*Data shown*:
▼
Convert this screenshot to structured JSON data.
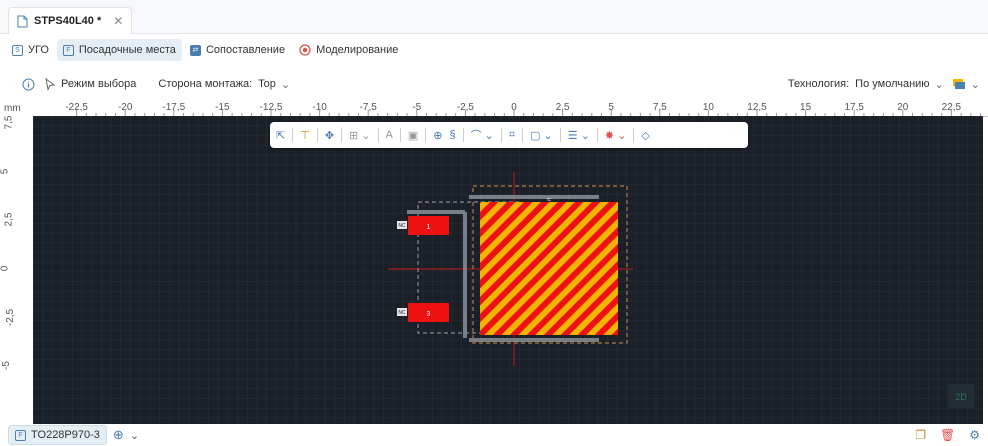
{
  "document_tab": {
    "title": "STPS40L40 *",
    "close_icon": "close-icon"
  },
  "mode_tabs": [
    {
      "label": "УГО",
      "icon": "symbol-icon",
      "active": false
    },
    {
      "label": "Посадочные места",
      "icon": "footprint-icon",
      "active": true
    },
    {
      "label": "Сопоставление",
      "icon": "mapping-icon",
      "active": false
    },
    {
      "label": "Моделирование",
      "icon": "modeling-icon",
      "active": false
    }
  ],
  "toolbar": {
    "info_icon": "info-icon",
    "select_mode_label": "Режим выбора",
    "mount_side_label": "Сторона монтажа:",
    "mount_side_value": "Top",
    "technology_label": "Технология:",
    "technology_value": "По умолчанию"
  },
  "ruler": {
    "unit": "mm",
    "x_ticks": [
      "-22,5",
      "-20",
      "-17,5",
      "-15",
      "-12,5",
      "-10",
      "-7,5",
      "-5",
      "-2,5",
      "0",
      "2,5",
      "5",
      "7,5",
      "10",
      "12,5",
      "15",
      "17,5",
      "20",
      "22,5"
    ],
    "y_ticks": [
      "7,5",
      "5",
      "2,5",
      "0",
      "-2,5",
      "-5"
    ]
  },
  "pads": [
    {
      "number": "1",
      "tag": "NC"
    },
    {
      "number": "3",
      "tag": "NC"
    }
  ],
  "canvas_labels": {
    "view_badge": "2D",
    "top_marker": "≈"
  },
  "footer": {
    "variant_label": "TO228P970-3"
  },
  "colors": {
    "canvas_bg": "#1b2028",
    "pad_red": "#ee1111",
    "thermal_yellow": "#f4b400",
    "accent": "#4a7bb0"
  }
}
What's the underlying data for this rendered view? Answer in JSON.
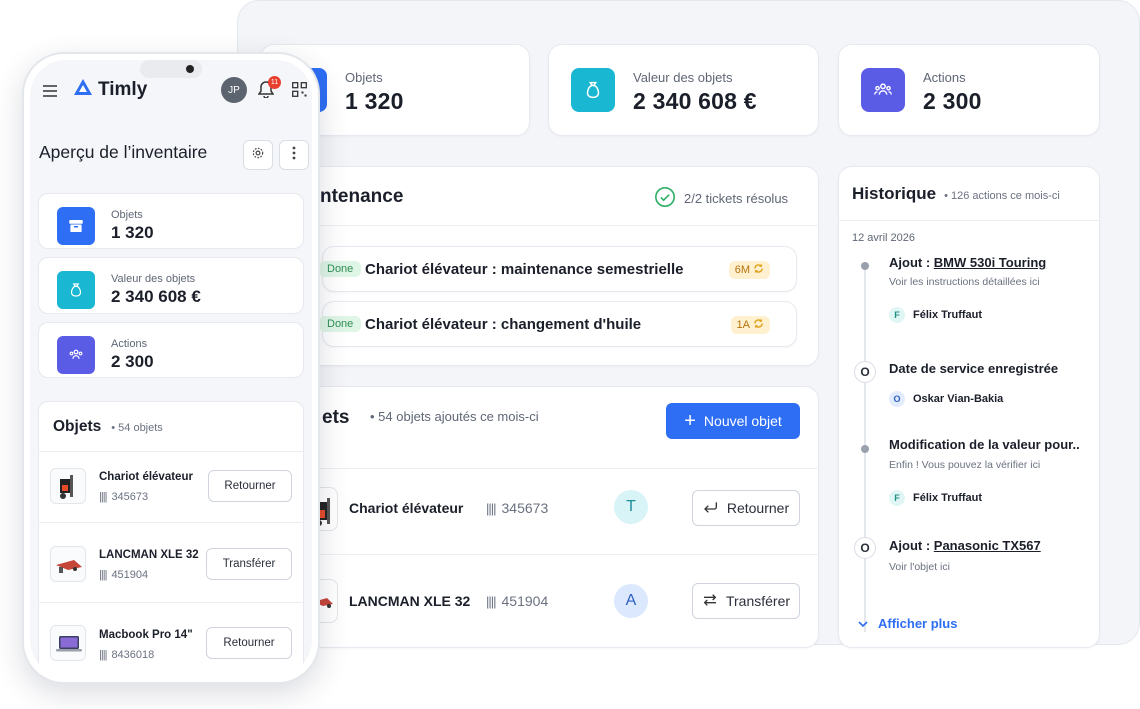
{
  "desktop": {
    "stats": [
      {
        "label": "Objets",
        "value": "1 320",
        "icon": "archive-box-icon"
      },
      {
        "label": "Valeur des objets",
        "value": "2 340 608 €",
        "icon": "money-bag-icon"
      },
      {
        "label": "Actions",
        "value": "2 300",
        "icon": "users-group-icon"
      }
    ],
    "maintenance": {
      "title_partial": "ntenance",
      "resolved": "2/2 tickets résolus",
      "tickets": [
        {
          "status": "Done",
          "title": "Chariot élévateur : maintenance semestrielle",
          "badge": "6M"
        },
        {
          "status": "Done",
          "title": "Chariot élévateur : changement d'huile",
          "badge": "1A"
        }
      ]
    },
    "objects": {
      "title_partial": "ets",
      "added": "54 objets ajoutés ce mois-ci",
      "new_button": "Nouvel objet",
      "rows": [
        {
          "name": "Chariot élévateur",
          "code": "345673",
          "avatar": "T",
          "action": "Retourner"
        },
        {
          "name": "LANCMAN XLE 32",
          "code": "451904",
          "avatar": "A",
          "action": "Transférer"
        }
      ]
    },
    "history": {
      "title": "Historique",
      "count": "126 actions ce mois-ci",
      "date": "12 avril 2026",
      "entries": [
        {
          "prefix": "Ajout :",
          "link": "BMW 530i Touring",
          "sub": "Voir les instructions détaillées ici",
          "user": "Félix Truffaut",
          "user_initial": "F"
        },
        {
          "title": "Date de service enregistrée",
          "user": "Oskar Vian-Bakia",
          "user_initial": "O",
          "marker": "O"
        },
        {
          "title": "Modification de la valeur pour..",
          "sub": "Enfin ! Vous pouvez la vérifier ici",
          "user": "Félix Truffaut",
          "user_initial": "F"
        },
        {
          "prefix": "Ajout :",
          "link": "Panasonic TX567",
          "sub": "Voir l'objet ici",
          "marker": "O"
        }
      ],
      "more": "Afficher plus"
    }
  },
  "phone": {
    "brand": "Timly",
    "user_initials": "JP",
    "notifications": "11",
    "page_title": "Aperçu de l’inventaire",
    "stats": [
      {
        "label": "Objets",
        "value": "1 320"
      },
      {
        "label": "Valeur des objets",
        "value": "2 340 608 €"
      },
      {
        "label": "Actions",
        "value": "2 300"
      }
    ],
    "objects_title": "Objets",
    "objects_count": "54 objets",
    "items": [
      {
        "name": "Chariot élévateur",
        "code": "345673",
        "action": "Retourner"
      },
      {
        "name": "LANCMAN XLE 32",
        "code": "451904",
        "action": "Transférer"
      },
      {
        "name": "Macbook Pro 14\"",
        "code": "8436018",
        "action": "Retourner"
      }
    ]
  },
  "colors": {
    "primary": "#2d6ef5",
    "teal": "#19b7d1",
    "violet": "#5b5ce6",
    "success": "#2f8f54"
  }
}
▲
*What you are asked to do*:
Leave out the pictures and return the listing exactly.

*Written solution*:
Convert this screenshot to structured JSON data.
{
  "document_tab": {
    "title": "STPS40L40 *",
    "close_icon": "close-icon"
  },
  "mode_tabs": [
    {
      "label": "УГО",
      "icon": "symbol-icon",
      "active": false
    },
    {
      "label": "Посадочные места",
      "icon": "footprint-icon",
      "active": true
    },
    {
      "label": "Сопоставление",
      "icon": "mapping-icon",
      "active": false
    },
    {
      "label": "Моделирование",
      "icon": "modeling-icon",
      "active": false
    }
  ],
  "toolbar": {
    "info_icon": "info-icon",
    "select_mode_label": "Режим выбора",
    "mount_side_label": "Сторона монтажа:",
    "mount_side_value": "Top",
    "technology_label": "Технология:",
    "technology_value": "По умолчанию"
  },
  "ruler": {
    "unit": "mm",
    "x_ticks": [
      "-22,5",
      "-20",
      "-17,5",
      "-15",
      "-12,5",
      "-10",
      "-7,5",
      "-5",
      "-2,5",
      "0",
      "2,5",
      "5",
      "7,5",
      "10",
      "12,5",
      "15",
      "17,5",
      "20",
      "22,5"
    ],
    "y_ticks": [
      "7,5",
      "5",
      "2,5",
      "0",
      "-2,5",
      "-5"
    ]
  },
  "pads": [
    {
      "number": "1",
      "tag": "NC"
    },
    {
      "number": "3",
      "tag": "NC"
    }
  ],
  "canvas_labels": {
    "view_badge": "2D",
    "top_marker": "≈"
  },
  "footer": {
    "variant_label": "TO228P970-3"
  },
  "colors": {
    "canvas_bg": "#1b2028",
    "pad_red": "#ee1111",
    "thermal_yellow": "#f4b400",
    "accent": "#4a7bb0"
  }
}
What's the underlying data for this rendered view? Answer in JSON.
{
  "desktop": {
    "stats": [
      {
        "label": "Objets",
        "value": "1 320",
        "icon": "archive-box-icon"
      },
      {
        "label": "Valeur des objets",
        "value": "2 340 608 €",
        "icon": "money-bag-icon"
      },
      {
        "label": "Actions",
        "value": "2 300",
        "icon": "users-group-icon"
      }
    ],
    "maintenance": {
      "title_partial": "ntenance",
      "resolved": "2/2 tickets résolus",
      "tickets": [
        {
          "status": "Done",
          "title": "Chariot élévateur : maintenance semestrielle",
          "badge": "6M"
        },
        {
          "status": "Done",
          "title": "Chariot élévateur : changement d'huile",
          "badge": "1A"
        }
      ]
    },
    "objects": {
      "title_partial": "ets",
      "added": "54 objets ajoutés ce mois-ci",
      "new_button": "Nouvel objet",
      "rows": [
        {
          "name": "Chariot élévateur",
          "code": "345673",
          "avatar": "T",
          "action": "Retourner"
        },
        {
          "name": "LANCMAN XLE 32",
          "code": "451904",
          "avatar": "A",
          "action": "Transférer"
        }
      ]
    },
    "history": {
      "title": "Historique",
      "count": "126 actions ce mois-ci",
      "date": "12 avril 2026",
      "entries": [
        {
          "prefix": "Ajout :",
          "link": "BMW 530i Touring",
          "sub": "Voir les instructions détaillées ici",
          "user": "Félix Truffaut",
          "user_initial": "F"
        },
        {
          "title": "Date de service enregistrée",
          "user": "Oskar Vian-Bakia",
          "user_initial": "O",
          "marker": "O"
        },
        {
          "title": "Modification de la valeur pour..",
          "sub": "Enfin ! Vous pouvez la vérifier ici",
          "user": "Félix Truffaut",
          "user_initial": "F"
        },
        {
          "prefix": "Ajout :",
          "link": "Panasonic TX567",
          "sub": "Voir l'objet ici",
          "marker": "O"
        }
      ],
      "more": "Afficher plus"
    }
  },
  "phone": {
    "brand": "Timly",
    "user_initials": "JP",
    "notifications": "11",
    "page_title": "Aperçu de l’inventaire",
    "stats": [
      {
        "label": "Objets",
        "value": "1 320"
      },
      {
        "label": "Valeur des objets",
        "value": "2 340 608 €"
      },
      {
        "label": "Actions",
        "value": "2 300"
      }
    ],
    "objects_title": "Objets",
    "objects_count": "54 objets",
    "items": [
      {
        "name": "Chariot élévateur",
        "code": "345673",
        "action": "Retourner"
      },
      {
        "name": "LANCMAN XLE 32",
        "code": "451904",
        "action": "Transférer"
      },
      {
        "name": "Macbook Pro 14\"",
        "code": "8436018",
        "action": "Retourner"
      }
    ]
  },
  "colors": {
    "primary": "#2d6ef5",
    "teal": "#19b7d1",
    "violet": "#5b5ce6",
    "success": "#2f8f54"
  }
}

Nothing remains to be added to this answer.